Dresses were the social standard for women described in the first paragraph, so while reading about these eras and their evolution to create fashion freedom, you will have some idea of what the clothes look like!
Dresses had a conservative cut
Corsets were always worn
Crinolines were used
Dresses generally had many frills and ruffles
Dresses were always long
Women liberated themselves by cutting their hair and no longer wearing Victorian clothing
Hemlines were shortened dramatically
Corsets and crinolines were abandoned
Dresses were flowing and comfortable
Black became a common color in clothing; it was no longer used solely for mourning purposes
Social standards for clothing weren’t as tight
The flapper, with her bobbed hair and short skirts, became a 20s style icon
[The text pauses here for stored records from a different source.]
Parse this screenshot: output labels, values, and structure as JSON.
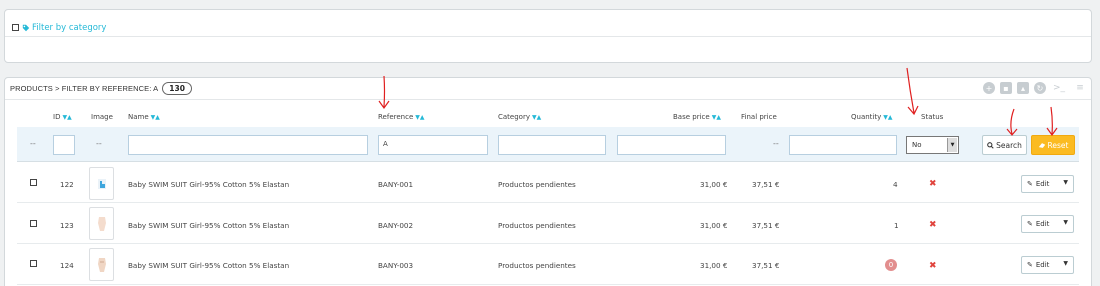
{
  "filter_panel": {
    "label": "Filter by category"
  },
  "products_panel": {
    "title": "PRODUCTS > FILTER BY REFERENCE: A",
    "count": "130"
  },
  "columns": {
    "id": "ID",
    "image": "Image",
    "name": "Name",
    "reference": "Reference",
    "category": "Category",
    "base_price": "Base price",
    "final_price": "Final price",
    "quantity": "Quantity",
    "status": "Status"
  },
  "filters": {
    "dash": "--",
    "reference_value": "A",
    "status_value": "No",
    "search_label": "Search",
    "reset_label": "Reset"
  },
  "rows": [
    {
      "id": "122",
      "name": "Baby SWIM SUIT Girl-95% Cotton 5% Elastan",
      "reference": "BANY-001",
      "category": "Productos pendientes",
      "base_price": "31,00 €",
      "final_price": "37,51 €",
      "quantity": "4",
      "edit": "Edit"
    },
    {
      "id": "123",
      "name": "Baby SWIM SUIT Girl-95% Cotton 5% Elastan",
      "reference": "BANY-002",
      "category": "Productos pendientes",
      "base_price": "31,00 €",
      "final_price": "37,51 €",
      "quantity": "1",
      "edit": "Edit"
    },
    {
      "id": "124",
      "name": "Baby SWIM SUIT Girl-95% Cotton 5% Elastan",
      "reference": "BANY-003",
      "category": "Productos pendientes",
      "base_price": "31,00 €",
      "final_price": "37,51 €",
      "quantity": "0",
      "edit": "Edit"
    }
  ],
  "colors": {
    "accent": "#25b9d7",
    "reset": "#fbbb22",
    "danger": "#e0433c",
    "annotation": "#e02020"
  }
}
Because of rationing, women’s clothes had to have less fabric during World War II
This led to short, skirts jackets
Sheath dresses replaced flowing ones
Women rarely wore pants during these decades; it was looked upon as odd
The shorter skirts from the 1940s and 1950s stayed fabric during World War II
Clothes came in brighter colors
In 1966, Mary Quant came up with the idea of the miniskirt
Pants become commonplace for women
The mod and hippie subcultures emerged
Twiggy become a fashion icon
1980s fashion tended to be rebellious, colorful, and crazy fabric during World War II
People used fashion to express themselves
Clothes often did not match
No conservative fashion here!
Leggings, legwarmers, and anything brightly colored was in style
Lots of glitz!
1990s fashion was more subtle than 1980s fashion fabric during World War II
It was more minimal (not as much glitz)
Oversized t-shirts and sweatshirts, overalls, wind pants, straight-leg jeans, and baggy jeans were popular
Uggs, layering, printed clothes, leggings, Bermuda shorts, and ripped jeans are popular
It has components from many decades: leggings from the 1980s, Bermuda shorts from the 1960s, and printed clothes from the 1960s
“Green fashion” (clothes made from organic materials) has also seen an emergence
All pictures in this slide show came from the following websites:http://www.fashionisspinach.com/images/reddressvin.jpghttp://www.memphisvintage.com/websitephotos/dresses/whitejerrygilden/whitejerrygilden01.jpghttp://www.rustyzipper.com/pics/70194-D4378L.jpghttp://www.icons.org.uk/library/stock-images/mini-skirt/rv2991-1.jpghttp://tabitha1961.files.wordpress.com/2007/08/1949_tailleur_51.jpg